Arp 147

Figure 8. HST image of the Arp 147
with the locations of 12 detected
X-ray sources marked with circles.

6. The recession velocities of the ring galaxy and elliptical galaxy are 9415 km/s and 9656 km/s, respectively.
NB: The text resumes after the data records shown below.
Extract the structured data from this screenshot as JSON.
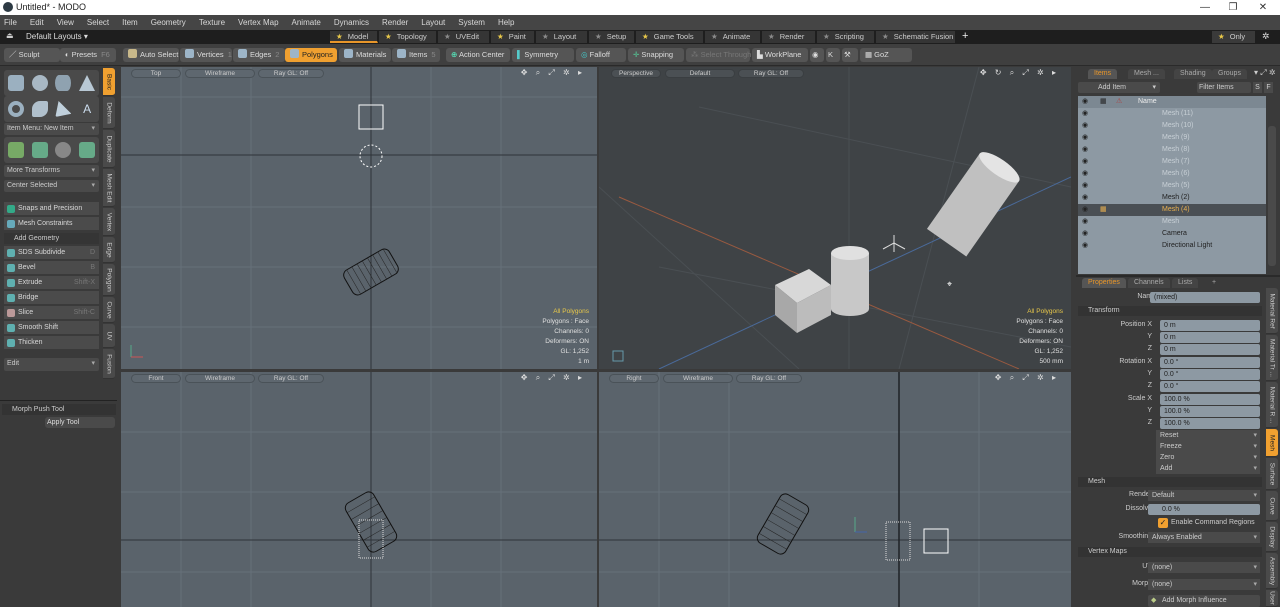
{
  "window": {
    "title": "Untitled* - MODO",
    "minimize": "—",
    "maximize": "❐",
    "close": "✕"
  },
  "menu": [
    "File",
    "Edit",
    "View",
    "Select",
    "Item",
    "Geometry",
    "Texture",
    "Vertex Map",
    "Animate",
    "Dynamics",
    "Render",
    "Layout",
    "System",
    "Help"
  ],
  "layouts": {
    "default_layouts": "Default Layouts ▾",
    "tabs": [
      {
        "label": "Model",
        "fav": true,
        "active": true
      },
      {
        "label": "Topology",
        "fav": true
      },
      {
        "label": "UVEdit",
        "fav": false
      },
      {
        "label": "Paint",
        "fav": true
      },
      {
        "label": "Layout",
        "fav": false
      },
      {
        "label": "Setup",
        "fav": false
      },
      {
        "label": "Game Tools",
        "fav": true
      },
      {
        "label": "Animate",
        "fav": false
      },
      {
        "label": "Render",
        "fav": false
      },
      {
        "label": "Scripting",
        "fav": false
      },
      {
        "label": "Schematic Fusion",
        "fav": false
      }
    ],
    "add": "+",
    "only": "Only"
  },
  "toolbar": {
    "sculpt": "Sculpt",
    "presets": "Presets",
    "presets_key": "F6",
    "auto_select": "Auto Select",
    "vertices": "Vertices",
    "vertices_key": "1",
    "edges": "Edges",
    "edges_key": "2",
    "polygons": "Polygons",
    "materials": "Materials",
    "items": "Items",
    "items_key": "5",
    "action_center": "Action Center",
    "symmetry": "Symmetry",
    "falloff": "Falloff",
    "snapping": "Snapping",
    "select_through": "Select Through",
    "workplane": "WorkPlane",
    "goz": "GoZ"
  },
  "left": {
    "item_menu": "Item Menu: New Item",
    "more_transforms": "More Transforms",
    "center_selected": "Center Selected",
    "snaps": "Snaps and Precision",
    "mesh_constraints": "Mesh Constraints",
    "add_geometry": "Add Geometry",
    "tools": [
      {
        "label": "SDS Subdivide",
        "key": "D"
      },
      {
        "label": "Bevel",
        "key": "B"
      },
      {
        "label": "Extrude",
        "key": "Shift-X"
      },
      {
        "label": "Bridge",
        "key": ""
      },
      {
        "label": "Slice",
        "key": "Shift-C"
      },
      {
        "label": "Smooth Shift",
        "key": ""
      },
      {
        "label": "Thicken",
        "key": ""
      }
    ],
    "edit": "Edit",
    "morph_push": "Morph Push Tool",
    "apply_tool": "Apply Tool",
    "vtabs": [
      "Basic",
      "Deform",
      "Duplicate",
      "Mesh Edit",
      "Vertex",
      "Edge",
      "Polygon",
      "Curve",
      "UV",
      "Fusion"
    ]
  },
  "viewports": {
    "top": {
      "view": "Top",
      "shade": "Wireframe",
      "ray": "Ray GL: Off",
      "hud": [
        "All Polygons",
        "Polygons : Face",
        "Channels: 0",
        "Deformers: ON",
        "GL: 1,252",
        "1 m"
      ]
    },
    "persp": {
      "view": "Perspective",
      "shade": "Default",
      "ray": "Ray GL: Off",
      "hud": [
        "All Polygons",
        "Polygons : Face",
        "Channels: 0",
        "Deformers: ON",
        "GL: 1,252",
        "500 mm"
      ]
    },
    "front": {
      "view": "Front",
      "shade": "Wireframe",
      "ray": "Ray GL: Off"
    },
    "right": {
      "view": "Right",
      "shade": "Wireframe",
      "ray": "Ray GL: Off"
    },
    "icons": "✥ ⌕ ⤢ ✲ ▸",
    "persp_icons": "✥ ↻ ⌕ ⤢ ✲ ▸"
  },
  "items_panel": {
    "tabs": [
      "Items",
      "Mesh ...",
      "Shading",
      "Groups"
    ],
    "add_item": "Add Item",
    "filter": "Filter Items",
    "s": "S",
    "f": "F",
    "name_col": "Name",
    "rows": [
      {
        "name": "Mesh (11)",
        "state": "dim"
      },
      {
        "name": "Mesh (10)",
        "state": "dim"
      },
      {
        "name": "Mesh (9)",
        "state": "dim"
      },
      {
        "name": "Mesh (8)",
        "state": "dim"
      },
      {
        "name": "Mesh (7)",
        "state": "dim"
      },
      {
        "name": "Mesh (6)",
        "state": "dim"
      },
      {
        "name": "Mesh (5)",
        "state": "dim"
      },
      {
        "name": "Mesh (2)",
        "state": "dark"
      },
      {
        "name": "Mesh (4)",
        "state": "sel"
      },
      {
        "name": "Mesh",
        "state": "dim"
      },
      {
        "name": "Camera",
        "state": "dark"
      },
      {
        "name": "Directional Light",
        "state": "dark"
      }
    ]
  },
  "properties": {
    "tabs": [
      "Properties",
      "Channels",
      "Lists",
      "+"
    ],
    "name_label": "Name",
    "name_value": "(mixed)",
    "transform": "Transform",
    "position": [
      {
        "l": "Position X",
        "v": "0 m"
      },
      {
        "l": "Y",
        "v": "0 m"
      },
      {
        "l": "Z",
        "v": "0 m"
      }
    ],
    "rotation": [
      {
        "l": "Rotation X",
        "v": "0.0 °"
      },
      {
        "l": "Y",
        "v": "0.0 °"
      },
      {
        "l": "Z",
        "v": "0.0 °"
      }
    ],
    "scale": [
      {
        "l": "Scale X",
        "v": "100.0 %"
      },
      {
        "l": "Y",
        "v": "100.0 %"
      },
      {
        "l": "Z",
        "v": "100.0 %"
      }
    ],
    "actions": [
      "Reset",
      "Freeze",
      "Zero",
      "Add"
    ],
    "mesh": "Mesh",
    "render_label": "Render",
    "render_value": "Default",
    "dissolve_label": "Dissolve",
    "dissolve_value": "0.0 %",
    "enable_cmd": "Enable Command Regions",
    "smoothing_label": "Smoothing",
    "smoothing_value": "Always Enabled",
    "vertex_maps": "Vertex Maps",
    "uv_label": "UV",
    "uv_value": "(none)",
    "morph_label": "Morph",
    "morph_value": "(none)",
    "add_morph": "Add Morph Influence",
    "vtabs": [
      "Material Ref",
      "Material Tr ...",
      "Material R ...",
      "Mesh",
      "Surface",
      "Curve",
      "Display",
      "Assembly",
      "User"
    ]
  }
}
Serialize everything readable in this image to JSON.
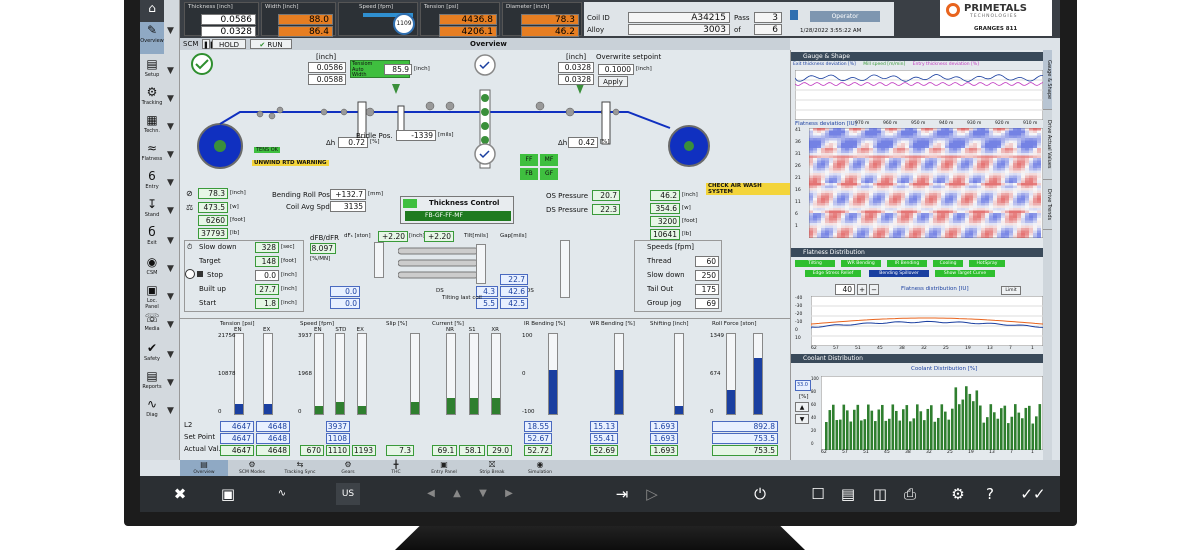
{
  "header": {
    "thickness": {
      "label": "Thickness [inch]",
      "v1": "0.0586",
      "v2": "0.0328"
    },
    "width": {
      "label": "Width [inch]",
      "v1": "88.0",
      "v2": "86.4"
    },
    "speed": {
      "label": "Speed [fpm]",
      "dial": "1109"
    },
    "tension": {
      "label": "Tension [psi]",
      "v1": "4436.8",
      "v2": "4206.1"
    },
    "diameter": {
      "label": "Diameter [inch]",
      "v1": "78.3",
      "v2": "46.2"
    },
    "coil_id_label": "Coil ID",
    "coil_id": "A34215",
    "alloy_label": "Alloy",
    "alloy": "3003",
    "pass_label": "Pass",
    "pass": "3",
    "of_label": "of",
    "of": "6",
    "role": "Operator",
    "datetime": "1/28/2022 3:55:22 AM",
    "plant": "GRANGES 811",
    "brand": "PRIMETALS",
    "brand_sub": "TECHNOLOGIES"
  },
  "nav": [
    {
      "label": "Overview",
      "icon": "home-icon"
    },
    {
      "label": "Setup",
      "icon": "setup-icon"
    },
    {
      "label": "Tracking",
      "icon": "tracking-icon"
    },
    {
      "label": "Techn.",
      "icon": "techn-icon"
    },
    {
      "label": "Flatness",
      "icon": "flatness-icon"
    },
    {
      "label": "Entry",
      "icon": "entry-icon"
    },
    {
      "label": "Stand",
      "icon": "stand-icon"
    },
    {
      "label": "Exit",
      "icon": "exit-icon"
    },
    {
      "label": "CSM",
      "icon": "csm-icon"
    },
    {
      "label": "Loc. Panel",
      "icon": "panel-icon"
    },
    {
      "label": "Media",
      "icon": "media-icon"
    },
    {
      "label": "Safety",
      "icon": "safety-icon"
    },
    {
      "label": "Reports",
      "icon": "reports-icon"
    },
    {
      "label": "Diag",
      "icon": "diag-icon"
    }
  ],
  "toolbar": {
    "scm": "SCM",
    "hold": "HOLD",
    "run": "RUN",
    "title": "Overview"
  },
  "overview": {
    "tensiometer": {
      "unit": "[inch]",
      "v1": "0.0586",
      "v2": "0.0588",
      "t1": "Tensiom",
      "t2": "Auto",
      "t3": "Width",
      "width_val": "85.9",
      "width_unit": "[inch]"
    },
    "right_thk": {
      "unit": "[inch]",
      "v1": "0.0328",
      "v2": "0.0328"
    },
    "overwrite_label": "Overwrite setpoint",
    "overwrite_val": "0.1000",
    "overwrite_unit": "[inch]",
    "apply": "Apply",
    "dh_left": "0.72",
    "dh_left_unit": "[%]",
    "dh_right": "0.42",
    "dh_right_unit": "[%]",
    "bridle_label": "Bridle Pos.",
    "bridle_val": "-1339",
    "bridle_unit": "[mils]",
    "tension_ok": "TENS OK",
    "unwind_warn": "UNWIND RTD WARNING",
    "air_warn": "CHECK AIR WASH SYSTEM",
    "ff": "FF",
    "mf": "MF",
    "fb": "FB",
    "gf": "GF",
    "left_coil": [
      {
        "v": "78.3",
        "u": "[inch]"
      },
      {
        "v": "473.5",
        "u": "[w]"
      },
      {
        "v": "6260",
        "u": "[foot]"
      },
      {
        "v": "37793",
        "u": "[lb]"
      }
    ],
    "bending_label": "Bending Roll Pos.",
    "bending_val": "+132.7",
    "bending_unit": "[mm]",
    "coilspd_label": "Coil Avg Spd",
    "coilspd_val": "3135",
    "tc_title": "Thickness Control",
    "tc_mode": "FB-GF-FF-MF",
    "os_label": "OS Pressure",
    "os_val": "20.7",
    "ds_label": "DS Pressure",
    "ds_val": "22.3",
    "right_coil": [
      {
        "v": "46.2",
        "u": "[inch]"
      },
      {
        "v": "354.6",
        "u": "[w]"
      },
      {
        "v": "3200",
        "u": "[foot]"
      },
      {
        "v": "10641",
        "u": "[lb]"
      }
    ],
    "slowdown": {
      "label": "Slow down",
      "val": "328",
      "unit": "[sec]"
    },
    "target": {
      "label": "Target",
      "val": "148",
      "unit": "[foot]"
    },
    "stop": {
      "label": "Stop",
      "val": "0.0",
      "unit": "[inch]"
    },
    "builtup": {
      "label": "Built up",
      "val": "27.7",
      "unit": "[inch]"
    },
    "start": {
      "label": "Start",
      "val": "1.8",
      "unit": "[inch]"
    },
    "dfb_label": "dFB/dFR",
    "dfb_val": "8.097",
    "dfb_unit": "[%/MN]",
    "dfs_label": "dFₛ [ston]",
    "dfs_val1": "+2.20",
    "dfs_unit": "[inch]",
    "dfs_val2": "+2.20",
    "tilt_label": "Tilt[mils]",
    "gap_label": "Gap[mils]",
    "ds_small": "DS",
    "os_small": "OS",
    "zero1": "0.0",
    "zero2": "0.0",
    "tilt_v1": "4.3",
    "tilt_v2": "5.5",
    "gap_v0": "22.7",
    "gap_v1": "42.6",
    "gap_v2": "42.5",
    "tilting_label": "Tilting last coil",
    "speeds_label": "Speeds [fpm]",
    "thread": {
      "label": "Thread",
      "val": "60"
    },
    "slowdown2": {
      "label": "Slow down",
      "val": "250"
    },
    "tailout": {
      "label": "Tail Out",
      "val": "175"
    },
    "groupjog": {
      "label": "Group jog",
      "val": "69"
    }
  },
  "gauges": {
    "row_labels": [
      "L2",
      "Set Point",
      "Actual Val."
    ],
    "groups": [
      {
        "title": "Tension [psi]",
        "cols": [
          "EN",
          "EX"
        ],
        "scale": [
          "21756",
          "10878",
          "0"
        ],
        "scale2": "21756",
        "scale3": "10878",
        "fills": [
          0.12,
          0.12
        ],
        "l2": [
          "4647",
          "4648"
        ],
        "sp": [
          "4647",
          "4648"
        ],
        "av": [
          "4647",
          "4648"
        ]
      },
      {
        "title": "Speed [fpm]",
        "cols": [
          "EN",
          "STD",
          "EX"
        ],
        "scale": [
          "3937",
          "1968",
          "0"
        ],
        "fills": [
          0.1,
          0.15,
          0.1
        ],
        "l2": [
          "",
          "3937",
          ""
        ],
        "sp": [
          "",
          "1108",
          ""
        ],
        "av": [
          "670",
          "1110",
          "1193"
        ]
      },
      {
        "title": "Slip [%]",
        "cols": [
          ""
        ],
        "fills": [
          0.15
        ],
        "av": [
          "7.3"
        ]
      },
      {
        "title": "Current [%]",
        "cols": [
          "NR",
          "S1",
          "XR"
        ],
        "fills": [
          0.2,
          0.2,
          0.2
        ],
        "av": [
          "69.1",
          "58.1",
          "29.0"
        ]
      },
      {
        "title": "IR Bending [%]",
        "scale": [
          "100",
          "0",
          "-100"
        ],
        "fills": [
          0.55
        ],
        "l2": [
          "18.55"
        ],
        "sp": [
          "52.67"
        ],
        "av": [
          "52.72"
        ]
      },
      {
        "title": "WR Bending [%]",
        "fills": [
          0.55
        ],
        "l2": [
          "15.13"
        ],
        "sp": [
          "55.41"
        ],
        "av": [
          "52.69"
        ]
      },
      {
        "title": "Shifting [inch]",
        "fills": [
          0.1
        ],
        "l2": [
          "1.693"
        ],
        "sp": [
          "1.693"
        ],
        "av": [
          "1.693"
        ]
      },
      {
        "title": "Roll Force [ston]",
        "scale": [
          "1349",
          "674",
          "0"
        ],
        "fills": [
          0.3,
          0.7
        ],
        "l2": [
          "892.8"
        ],
        "sp": [
          "753.5"
        ],
        "av": [
          "753.5"
        ]
      }
    ]
  },
  "right_panel": {
    "gauge_title": "Gauge & Shape",
    "gauge_legend": [
      "Exit thickness deviation [%]",
      "Mill speed [m/min]",
      "Entry thickness deviation [%]"
    ],
    "flat_dev": "Flatness deviation [IU]",
    "x_ticks": [
      "970 m",
      "960 m",
      "950 m",
      "940 m",
      "930 m",
      "920 m",
      "910 m"
    ],
    "y_ticks": [
      "41",
      "36",
      "31",
      "26",
      "21",
      "16",
      "11",
      "6",
      "1"
    ],
    "flat_title": "Flatness Distribution",
    "flat_btns": [
      "Tilting",
      "WR Bending",
      "IR Bending",
      "Cooling",
      "HotSpray",
      "Edge Stress Relief",
      "Bending Spillover",
      "Show Target Curve"
    ],
    "flat_num": "40",
    "flat_plus": "+",
    "flat_minus": "−",
    "flat_chart_title": "Flatness distribution  [IU]",
    "flat_limit": "Limit",
    "flat_y": [
      "-40",
      "-30",
      "-20",
      "-10",
      "0",
      "10"
    ],
    "flat_x": [
      "62",
      "57",
      "51",
      "45",
      "38",
      "32",
      "25",
      "19",
      "13",
      "7",
      "1"
    ],
    "coolant_title": "Coolant Distribution",
    "coolant_chart_title": "Coolant Distribution  [%]",
    "coolant_val": "33.0",
    "coolant_unit": "[%]",
    "coolant_y": [
      "100",
      "80",
      "60",
      "40",
      "20",
      "0"
    ],
    "coolant_x": [
      "62",
      "57",
      "51",
      "45",
      "38",
      "32",
      "25",
      "19",
      "13",
      "7",
      "1"
    ],
    "vtabs": [
      "Gauge & Shape",
      "Drive Actual Values",
      "Drive Trends"
    ]
  },
  "bottom_tabs": [
    "Overview",
    "SCM Modes",
    "Tracking Sync",
    "Gears",
    "THC",
    "Entry Panel",
    "Strip Break",
    "Simulation"
  ],
  "taskbar": {
    "lang": "US"
  },
  "colors": {
    "accent": "#1a3fa0",
    "green": "#2f8f2f",
    "orange": "#e67e22",
    "header": "#3a3f45"
  }
}
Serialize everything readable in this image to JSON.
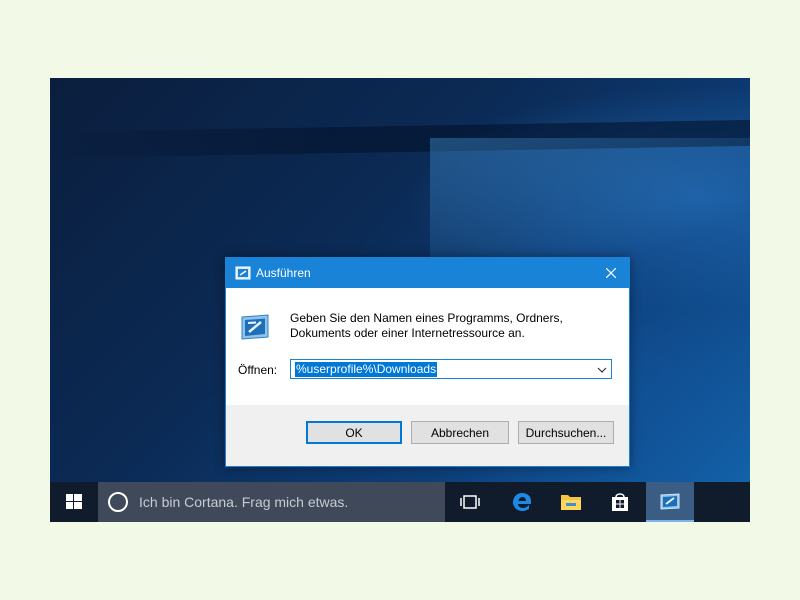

Using a Hubble constant of Ho=72 km/s/Mpc, estimate the distance to Arp 147 in light years. (1 Mpc = 3.26 million ly)

7. Using the scale in Figure 7, estimate the diameter (in light years) of the blue ring of star formation in Arp 147 and compare this to the size of the ring in the Cartwheel Galaxy.

8. Is there an X-ray candidate for an active galactic nucleus (AGN) in Arp 147? Explain.

9. Why might there not be new star formation in the elliptical galaxy on the left?

10. A study of ULXs has determined that very few X-ray sources with luminosity greater than 1040 erg s−1 remain after ~15 Myr and few remain after ~30 Myr.

11. In the Cartwheel galaxy, it appears that a shock wave is moving radially outward in the disk. 9 sources of the 21 detected in the Chandra image of the main ring have a luminosity greater than or equal to 1040 erg s−1. What does this suggest about the time period over which stars have been forming in the Cartwheel?

12. At least seven of the X-ray sources in the ring of Arp 147 qualify as ULXs, but none has a luminosity that exceeds 1040 erg s−1. What does this suggest about the time period over which stars have been forming in Arp 147? How might the geometry of Arp 147 be different than that of the Cartwheel?

References: Compare your findings to those published in the paper, Nonnuclear Hyper/Ultraluminous X-Ray Sources in the Starbursting Cartwheel Ring Galaxy, Yu Gao,1 Q. Daniel Wang,1 P. N. Appleton,2 and Ray A. Lucas3, The Astrophysical Journal Letters, 596:L171–L174, 2003 October 20.